In a press conference Friday morning, Secretary Napolitano said that effective immediately, certain young people who were brought to the United States as young children, do not present a risk to national security or public safety, and meet several key criteria will be considered for relief from removal from the country or from entering into removal proceedings. Those who demonstrate that they meet the criteria will be eligible to receive deferred action for a period of two years, subject to renewal, and will be eligible to apply for work authorization.
It added DHS continues to focus its enforcement resources on the removal of individuals who pose a national security or public safety risk, including immigrants convicted of crimes, violent criminals, felons, and repeat immigration law offenders.
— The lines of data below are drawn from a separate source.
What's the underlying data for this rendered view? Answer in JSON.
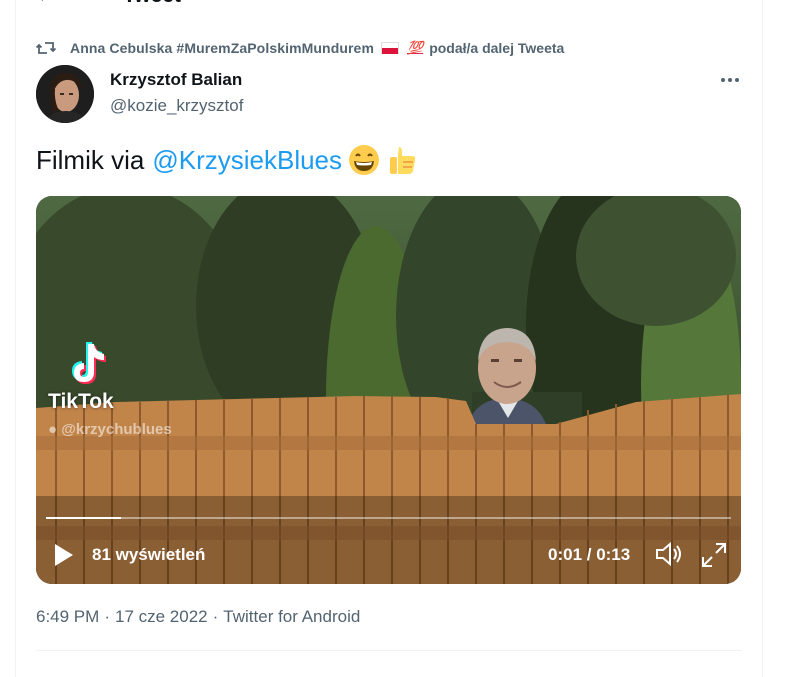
{
  "header": {
    "title": "Tweet",
    "back_icon": "arrow-left-icon"
  },
  "retweet": {
    "icon": "retweet-icon",
    "retweeter_name": "Anna Cebulska #MuremZaPolskimMundurem",
    "flag_icon": "poland-flag-emoji",
    "hundred": "💯",
    "suffix": "podał/a dalej Tweeta"
  },
  "author": {
    "name": "Krzysztof Balian",
    "handle": "@kozie_krzysztof",
    "more_icon": "more-horizontal-icon"
  },
  "tweet": {
    "text_prefix": "Filmik via",
    "mention": "@KrzysiekBlues",
    "emojis": [
      "grinning-face-emoji",
      "thumbs-up-emoji"
    ]
  },
  "video": {
    "watermark_label": "TikTok",
    "watermark_user": "@krzychublues",
    "views": "81 wyświetleń",
    "time": "0:01 / 0:13",
    "progress": 0.11,
    "play_icon": "play-icon",
    "volume_icon": "volume-icon",
    "fullscreen_icon": "fullscreen-icon"
  },
  "meta": {
    "time": "6:49 PM",
    "sep1": "·",
    "date": "17 cze 2022",
    "sep2": "·",
    "source": "Twitter for Android"
  },
  "colors": {
    "accent": "#1d9bf0",
    "text_primary": "#0f1419",
    "text_secondary": "#536471"
  }
}
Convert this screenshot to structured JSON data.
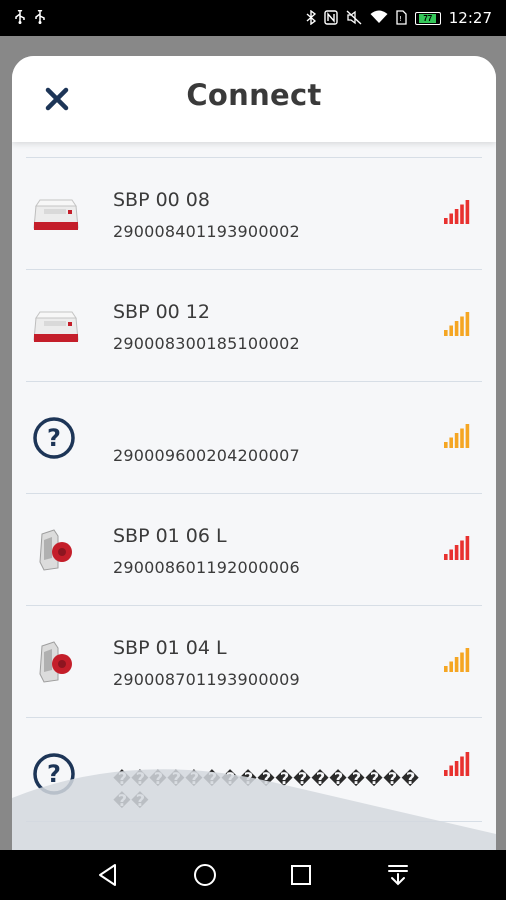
{
  "status_bar": {
    "left_icons": [
      "usb-icon",
      "usb-icon"
    ],
    "right_icons": [
      "bluetooth-icon",
      "nfc-icon",
      "mute-icon",
      "wifi-icon",
      "sim-icon"
    ],
    "battery_level": "77",
    "time": "12:27"
  },
  "modal": {
    "title": "Connect",
    "close_icon": "close-icon"
  },
  "devices": [
    {
      "name": "SBP 00 08",
      "serial": "290008401193900002",
      "icon": "charger-box-icon",
      "signal_color": "#e8312f",
      "signal_bars": 5
    },
    {
      "name": "SBP 00 12",
      "serial": "290008300185100002",
      "icon": "charger-box-icon",
      "signal_color": "#f5a623",
      "signal_bars": 5
    },
    {
      "name": "",
      "serial": "290009600204200007",
      "icon": "question-icon",
      "signal_color": "#f5a623",
      "signal_bars": 5
    },
    {
      "name": "SBP 01 06 L",
      "serial": "290008601192000006",
      "icon": "socket-plug-icon",
      "signal_color": "#e8312f",
      "signal_bars": 5
    },
    {
      "name": "SBP 01 04 L",
      "serial": "290008701193900009",
      "icon": "socket-plug-icon",
      "signal_color": "#f5a623",
      "signal_bars": 5
    },
    {
      "name": "",
      "serial": "�������������������",
      "icon": "question-icon",
      "signal_color": "#e8312f",
      "signal_bars": 5
    }
  ],
  "colors": {
    "accent": "#1d3557",
    "divider": "#d7dee6",
    "signal_red": "#e8312f",
    "signal_orange": "#f5a623"
  },
  "nav_bar": {
    "buttons": [
      "back-icon",
      "home-icon",
      "recents-icon",
      "notification-pulldown-icon"
    ]
  }
}
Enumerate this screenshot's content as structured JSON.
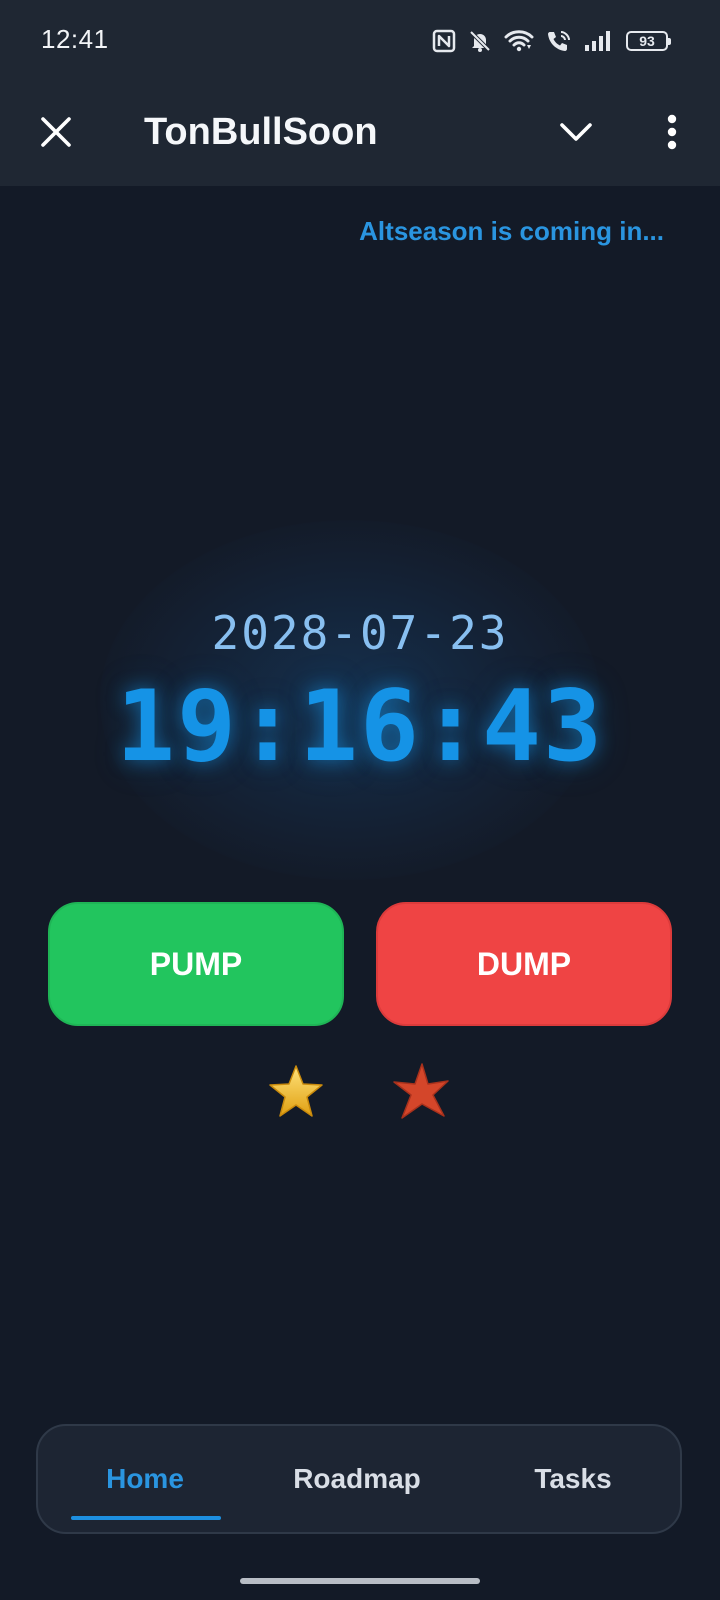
{
  "status_bar": {
    "time": "12:41",
    "battery": "93",
    "icons": [
      "nfc-icon",
      "bell-off-icon",
      "wifi-icon",
      "wifi-call-icon",
      "signal-icon",
      "battery-icon"
    ]
  },
  "header": {
    "title": "TonBullSoon",
    "icons": [
      "close-icon",
      "chevron-down-icon",
      "more-vertical-icon"
    ]
  },
  "main": {
    "tagline": "Altseason is coming in...",
    "countdown_date": "2028-07-23",
    "countdown_time": "19:16:43",
    "pump_label": "PUMP",
    "dump_label": "DUMP",
    "decorations": [
      "star-gold-icon",
      "star-red-icon"
    ]
  },
  "nav": {
    "items": [
      {
        "label": "Home",
        "active": true
      },
      {
        "label": "Roadmap",
        "active": false
      },
      {
        "label": "Tasks",
        "active": false
      }
    ]
  },
  "colors": {
    "accent": "#1593e6",
    "pump": "#22c55e",
    "dump": "#ef4444",
    "background": "#131a27",
    "header": "#1f2733"
  }
}
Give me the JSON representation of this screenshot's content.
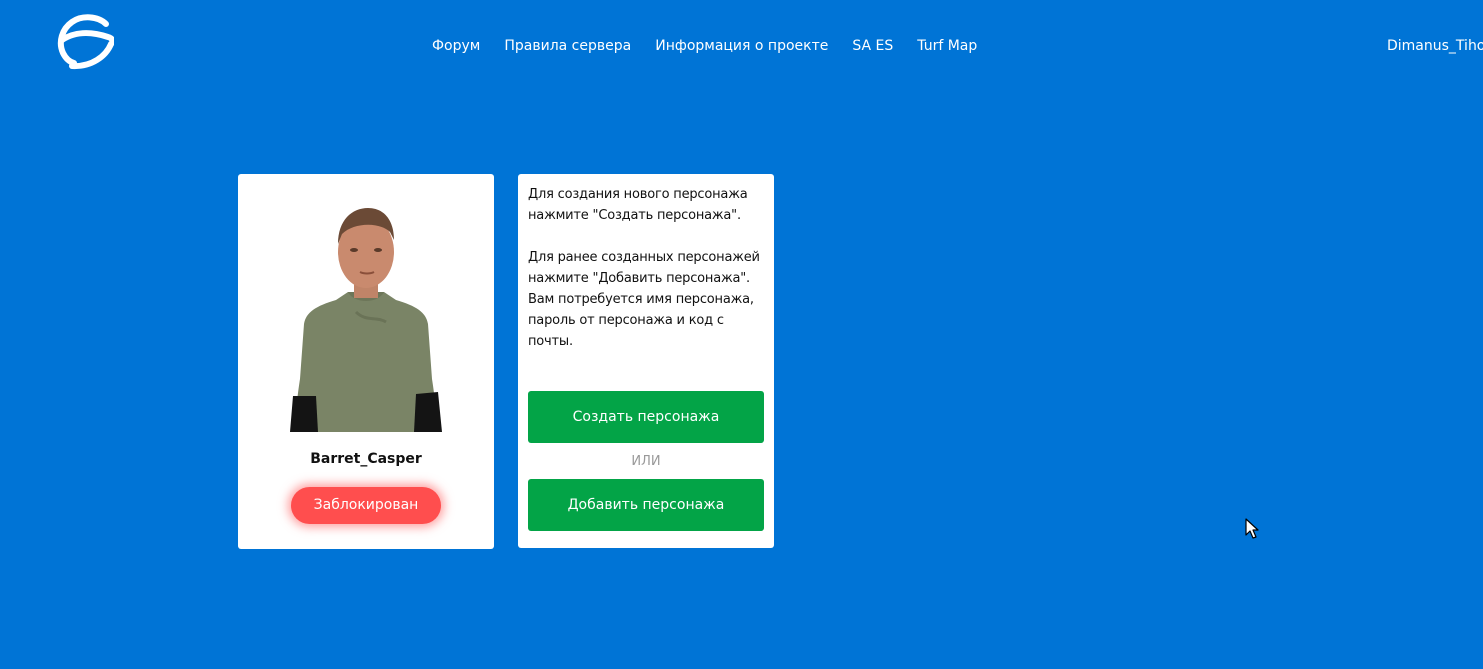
{
  "header": {
    "nav": [
      {
        "label": "Форум"
      },
      {
        "label": "Правила сервера"
      },
      {
        "label": "Информация о проекте"
      },
      {
        "label": "SA ES"
      },
      {
        "label": "Turf Map"
      }
    ],
    "user_name": "Dimanus_Tiho"
  },
  "character": {
    "name": "Barret_Casper",
    "status": "Заблокирован"
  },
  "info": {
    "paragraph1": "Для создания нового персонажа нажмите \"Создать персонажа\".",
    "paragraph2": "Для ранее созданных персонажей нажмите \"Добавить персонажа\". Вам потребуется имя персонажа, пароль от персонажа и код с почты.",
    "create_button": "Создать персонажа",
    "or_label": "ИЛИ",
    "add_button": "Добавить персонажа"
  },
  "colors": {
    "background": "#0074d6",
    "primary_button": "#03a447",
    "status_banned": "#ff4e4e"
  }
}
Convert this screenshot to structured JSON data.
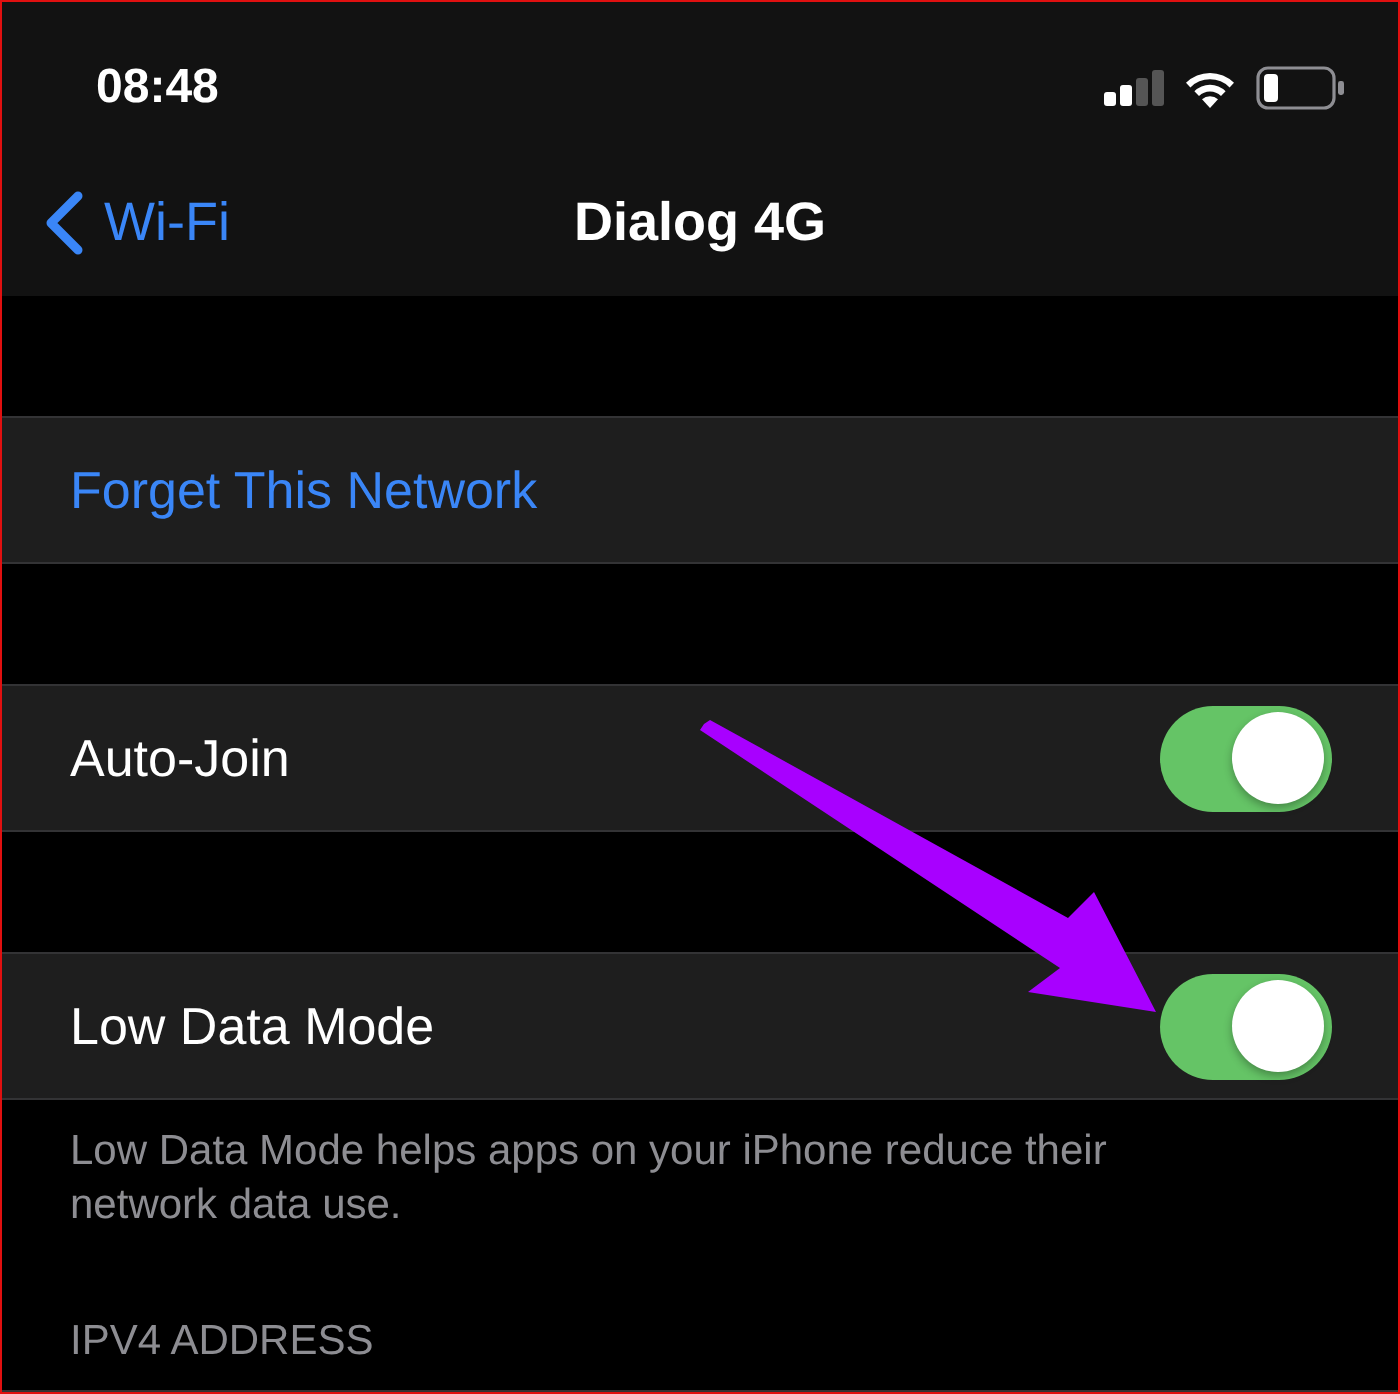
{
  "status_bar": {
    "time": "08:48"
  },
  "nav": {
    "back_label": "Wi-Fi",
    "title": "Dialog 4G"
  },
  "sections": [
    {
      "rows": [
        {
          "kind": "action",
          "label": "Forget This Network"
        }
      ]
    },
    {
      "rows": [
        {
          "kind": "toggle",
          "label": "Auto-Join",
          "on": true
        }
      ]
    },
    {
      "rows": [
        {
          "kind": "toggle",
          "label": "Low Data Mode",
          "on": true
        }
      ],
      "footer": "Low Data Mode helps apps on your iPhone reduce their network data use."
    }
  ],
  "next_section_header": "IPV4 ADDRESS"
}
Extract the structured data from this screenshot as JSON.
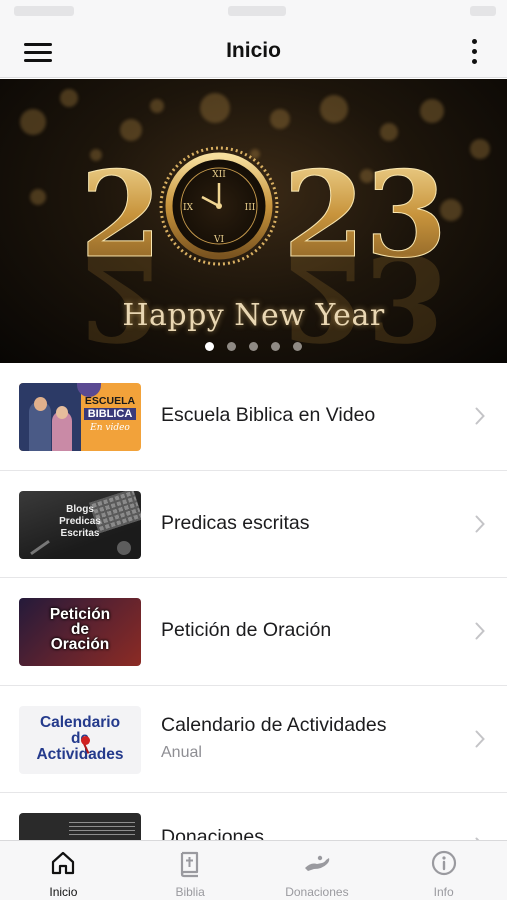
{
  "header": {
    "title": "Inicio",
    "menu_icon": "hamburger-menu-icon",
    "more_icon": "more-vertical-icon"
  },
  "banner": {
    "year": "2023",
    "caption": "Happy New Year",
    "slides": 5,
    "active_slide": 1,
    "accent_color": "#d4a84a"
  },
  "list": {
    "items": [
      {
        "title": "Escuela Biblica en Video",
        "subtitle": "",
        "thumb_text": [
          "ESCUELA",
          "BIBLICA",
          "En video"
        ]
      },
      {
        "title": "Predicas escritas",
        "subtitle": "",
        "thumb_text": [
          "Blogs",
          "Predicas",
          "Escritas"
        ]
      },
      {
        "title": "Petición de Oración",
        "subtitle": "",
        "thumb_text": [
          "Petición",
          "de",
          "Oración"
        ]
      },
      {
        "title": "Calendario de Actividades",
        "subtitle": "Anual",
        "thumb_text": [
          "Calendario",
          "de",
          "Actividades"
        ]
      },
      {
        "title": "Donaciones",
        "subtitle": ""
      }
    ]
  },
  "tabbar": {
    "tabs": [
      {
        "label": "Inicio",
        "icon": "home-icon",
        "active": true
      },
      {
        "label": "Biblia",
        "icon": "bible-icon",
        "active": false
      },
      {
        "label": "Donaciones",
        "icon": "donation-hand-icon",
        "active": false
      },
      {
        "label": "Info",
        "icon": "info-icon",
        "active": false
      }
    ]
  }
}
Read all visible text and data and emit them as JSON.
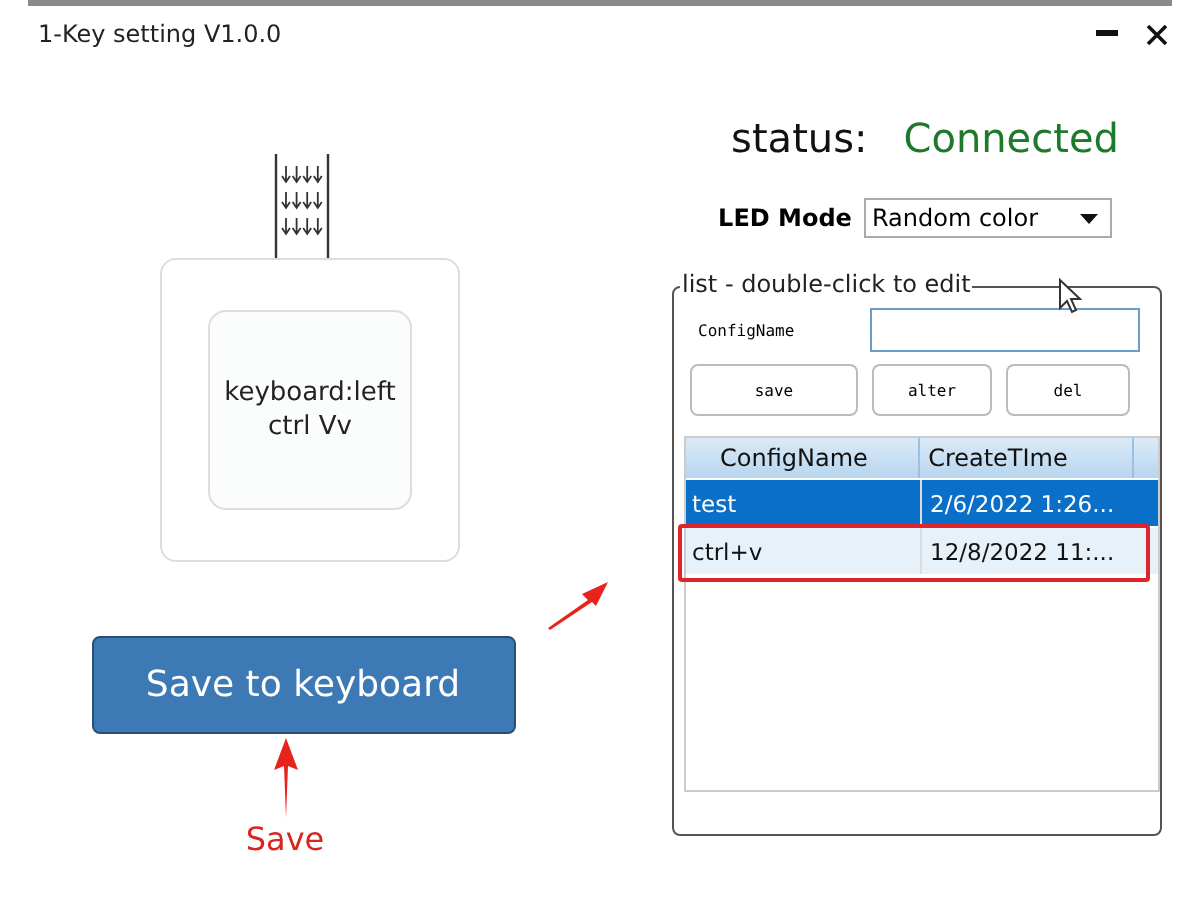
{
  "window": {
    "title": "1-Key setting V1.0.0"
  },
  "status": {
    "label": "status:",
    "value": "Connected"
  },
  "led_mode": {
    "label": "LED Mode",
    "value": "Random color"
  },
  "device": {
    "key_label": "keyboard:left ctrl Vv"
  },
  "save_button": {
    "label": "Save to keyboard"
  },
  "list": {
    "title": "list - double-click to edit",
    "name_label": "ConfigName",
    "buttons": [
      "save",
      "alter",
      "del"
    ],
    "columns": [
      "ConfigName",
      "CreateTIme"
    ],
    "rows": [
      {
        "cells": [
          "test",
          "2/6/2022 1:26..."
        ],
        "selected": true,
        "annotated": false
      },
      {
        "cells": [
          "ctrl+v",
          "12/8/2022 11:..."
        ],
        "selected": false,
        "annotated": true
      }
    ]
  },
  "annotation": {
    "label": "Save"
  }
}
Today’s action further enhances the Department’s ability to focus on these priority removals.
Under this directive, individuals who demonstrate that they meet the following criteria will be eligible for an exercise of discretion, specifically deferred action, on a case-by-case basis:
- Came to the United States under the age of sixteen;
- Have continuously resided in the United States for a least five years preceding the date of this memorandum and are present in the United States on the date of this memorandum;
- Are currently in school, have graduated from high school, have obtained a general education development certificate, or are honorably discharged veterans of the Coast Guard or Armed Forces of the United States;
- Have not been convicted of a felony offense, a significant misdemeanor offense, multiple misdemeanor offenses, or otherwise pose a threat to national security or public safety;
- Are not above the age of thirty.
Photo courtesy of Jose Antonio Vargas Website